For the entries below, say how many lines hold the word "selected", with the number as the only reply.

━━━━━━━━━━

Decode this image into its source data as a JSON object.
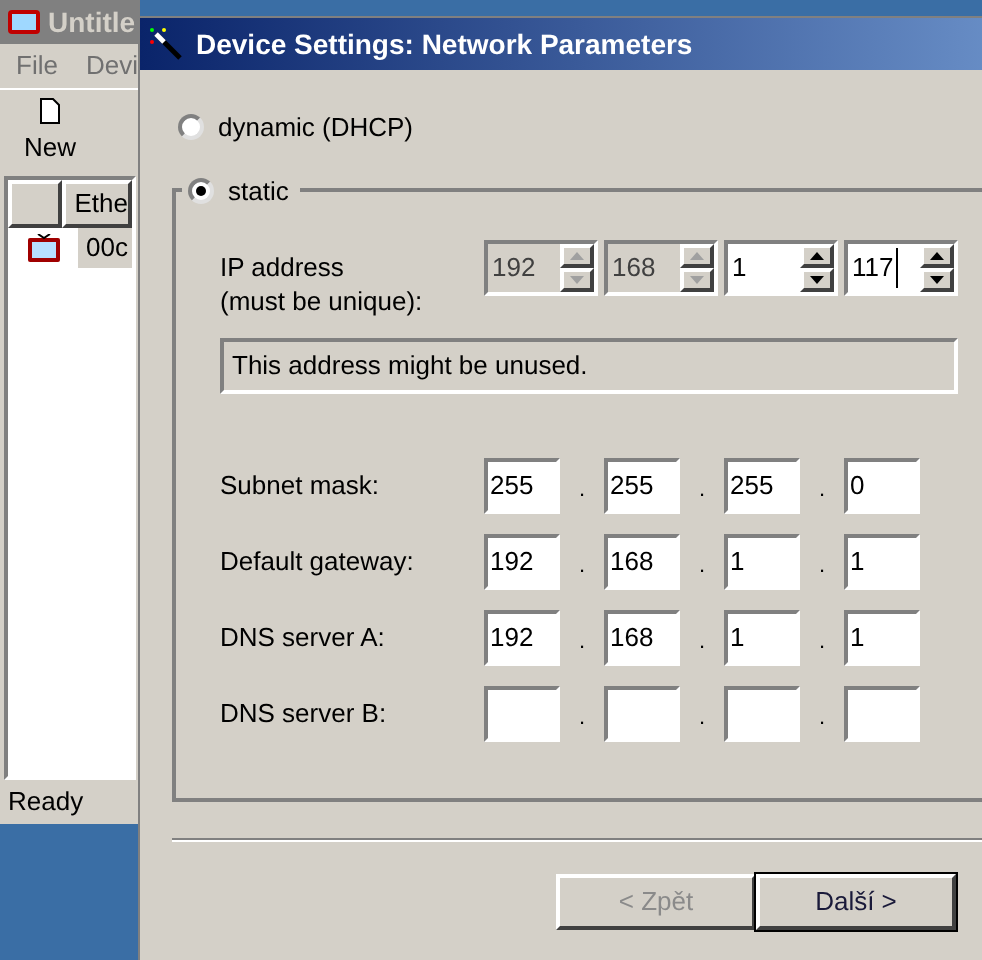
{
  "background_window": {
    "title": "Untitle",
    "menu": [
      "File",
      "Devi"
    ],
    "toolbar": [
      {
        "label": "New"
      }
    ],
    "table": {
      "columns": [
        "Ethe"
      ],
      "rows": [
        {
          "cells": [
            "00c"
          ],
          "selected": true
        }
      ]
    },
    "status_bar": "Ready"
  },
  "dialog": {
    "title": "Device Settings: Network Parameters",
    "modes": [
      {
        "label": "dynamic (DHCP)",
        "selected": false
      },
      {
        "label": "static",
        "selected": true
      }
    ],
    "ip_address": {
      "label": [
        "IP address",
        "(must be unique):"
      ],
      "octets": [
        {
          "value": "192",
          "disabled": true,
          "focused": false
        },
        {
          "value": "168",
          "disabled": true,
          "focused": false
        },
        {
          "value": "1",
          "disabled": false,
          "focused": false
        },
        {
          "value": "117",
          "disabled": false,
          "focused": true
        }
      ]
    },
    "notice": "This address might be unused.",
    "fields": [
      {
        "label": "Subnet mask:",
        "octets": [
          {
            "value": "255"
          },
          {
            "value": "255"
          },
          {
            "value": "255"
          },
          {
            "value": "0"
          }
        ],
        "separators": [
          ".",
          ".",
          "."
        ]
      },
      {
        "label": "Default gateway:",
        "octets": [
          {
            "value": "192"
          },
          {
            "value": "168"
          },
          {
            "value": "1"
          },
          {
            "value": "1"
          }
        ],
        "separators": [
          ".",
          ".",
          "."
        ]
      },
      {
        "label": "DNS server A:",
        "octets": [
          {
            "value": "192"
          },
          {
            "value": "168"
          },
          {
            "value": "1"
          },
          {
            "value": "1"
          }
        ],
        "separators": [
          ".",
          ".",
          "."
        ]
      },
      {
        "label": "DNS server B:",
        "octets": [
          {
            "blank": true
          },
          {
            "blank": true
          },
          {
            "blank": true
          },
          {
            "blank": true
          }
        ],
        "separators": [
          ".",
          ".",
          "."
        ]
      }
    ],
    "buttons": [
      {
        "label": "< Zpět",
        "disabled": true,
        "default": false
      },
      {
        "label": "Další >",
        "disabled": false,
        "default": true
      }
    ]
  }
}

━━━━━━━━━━

▶ **WRITTEN RESPONSE**: 3